▶ _What you will do_:
Your response should match the records line for line.
***** Records for this task
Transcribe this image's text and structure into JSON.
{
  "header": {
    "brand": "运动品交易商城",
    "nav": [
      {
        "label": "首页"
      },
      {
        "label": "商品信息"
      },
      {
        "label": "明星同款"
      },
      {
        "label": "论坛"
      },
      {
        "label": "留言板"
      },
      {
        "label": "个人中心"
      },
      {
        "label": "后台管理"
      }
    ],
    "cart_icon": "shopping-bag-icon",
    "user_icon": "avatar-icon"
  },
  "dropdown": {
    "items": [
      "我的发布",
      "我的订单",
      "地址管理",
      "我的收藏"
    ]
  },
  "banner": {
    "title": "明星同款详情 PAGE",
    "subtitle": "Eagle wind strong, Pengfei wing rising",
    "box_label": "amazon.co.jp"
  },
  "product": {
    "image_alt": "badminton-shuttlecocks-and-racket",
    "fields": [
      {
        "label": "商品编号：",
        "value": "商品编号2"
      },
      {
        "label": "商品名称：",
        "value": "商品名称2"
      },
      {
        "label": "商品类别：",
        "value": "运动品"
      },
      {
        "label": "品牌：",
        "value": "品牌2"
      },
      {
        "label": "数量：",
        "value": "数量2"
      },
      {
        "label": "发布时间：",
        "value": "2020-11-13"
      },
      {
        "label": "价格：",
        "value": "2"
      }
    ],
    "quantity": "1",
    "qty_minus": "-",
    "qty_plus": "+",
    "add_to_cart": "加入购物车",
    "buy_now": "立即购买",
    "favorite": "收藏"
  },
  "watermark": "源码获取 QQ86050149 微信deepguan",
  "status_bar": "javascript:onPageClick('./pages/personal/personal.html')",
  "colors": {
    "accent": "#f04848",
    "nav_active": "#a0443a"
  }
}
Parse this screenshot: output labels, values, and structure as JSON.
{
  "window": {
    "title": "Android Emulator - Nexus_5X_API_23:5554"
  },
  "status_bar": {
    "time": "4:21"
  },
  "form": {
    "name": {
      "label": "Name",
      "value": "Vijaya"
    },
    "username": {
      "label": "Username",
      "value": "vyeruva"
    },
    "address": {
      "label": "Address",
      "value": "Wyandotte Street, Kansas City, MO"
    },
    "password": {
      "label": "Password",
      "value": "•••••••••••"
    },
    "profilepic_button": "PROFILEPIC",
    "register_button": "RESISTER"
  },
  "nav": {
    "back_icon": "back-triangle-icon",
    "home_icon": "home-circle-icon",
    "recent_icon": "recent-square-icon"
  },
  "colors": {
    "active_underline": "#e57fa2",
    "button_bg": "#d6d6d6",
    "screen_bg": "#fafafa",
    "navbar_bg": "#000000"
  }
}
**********
▶ _Response to the exercise_:
Transcribe this image's text and structure into JSON.
{
  "header": {
    "brand": "运动品交易商城",
    "nav": [
      {
        "label": "首页"
      },
      {
        "label": "商品信息"
      },
      {
        "label": "明星同款"
      },
      {
        "label": "论坛"
      },
      {
        "label": "留言板"
      },
      {
        "label": "个人中心"
      },
      {
        "label": "后台管理"
      }
    ],
    "cart_icon": "shopping-bag-icon",
    "user_icon": "avatar-icon"
  },
  "dropdown": {
    "items": [
      "我的发布",
      "我的订单",
      "地址管理",
      "我的收藏"
    ]
  },
  "banner": {
    "title": "明星同款详情 PAGE",
    "subtitle": "Eagle wind strong, Pengfei wing rising",
    "box_label": "amazon.co.jp"
  },
  "product": {
    "image_alt": "badminton-shuttlecocks-and-racket",
    "fields": [
      {
        "label": "商品编号：",
        "value": "商品编号2"
      },
      {
        "label": "商品名称：",
        "value": "商品名称2"
      },
      {
        "label": "商品类别：",
        "value": "运动品"
      },
      {
        "label": "品牌：",
        "value": "品牌2"
      },
      {
        "label": "数量：",
        "value": "数量2"
      },
      {
        "label": "发布时间：",
        "value": "2020-11-13"
      },
      {
        "label": "价格：",
        "value": "2"
      }
    ],
    "quantity": "1",
    "qty_minus": "-",
    "qty_plus": "+",
    "add_to_cart": "加入购物车",
    "buy_now": "立即购买",
    "favorite": "收藏"
  },
  "watermark": "源码获取 QQ86050149 微信deepguan",
  "status_bar": "javascript:onPageClick('./pages/personal/personal.html')",
  "colors": {
    "accent": "#f04848",
    "nav_active": "#a0443a"
  }
}
Parse this screenshot: output labels, values, and structure as JSON.
{
  "window": {
    "title": "Android Emulator - Nexus_5X_API_23:5554"
  },
  "status_bar": {
    "time": "4:21"
  },
  "form": {
    "name": {
      "label": "Name",
      "value": "Vijaya"
    },
    "username": {
      "label": "Username",
      "value": "vyeruva"
    },
    "address": {
      "label": "Address",
      "value": "Wyandotte Street, Kansas City, MO"
    },
    "password": {
      "label": "Password",
      "value": "•••••••••••"
    },
    "profilepic_button": "PROFILEPIC",
    "register_button": "RESISTER"
  },
  "nav": {
    "back_icon": "back-triangle-icon",
    "home_icon": "home-circle-icon",
    "recent_icon": "recent-square-icon"
  },
  "colors": {
    "active_underline": "#e57fa2",
    "button_bg": "#d6d6d6",
    "screen_bg": "#fafafa",
    "navbar_bg": "#000000"
  }
}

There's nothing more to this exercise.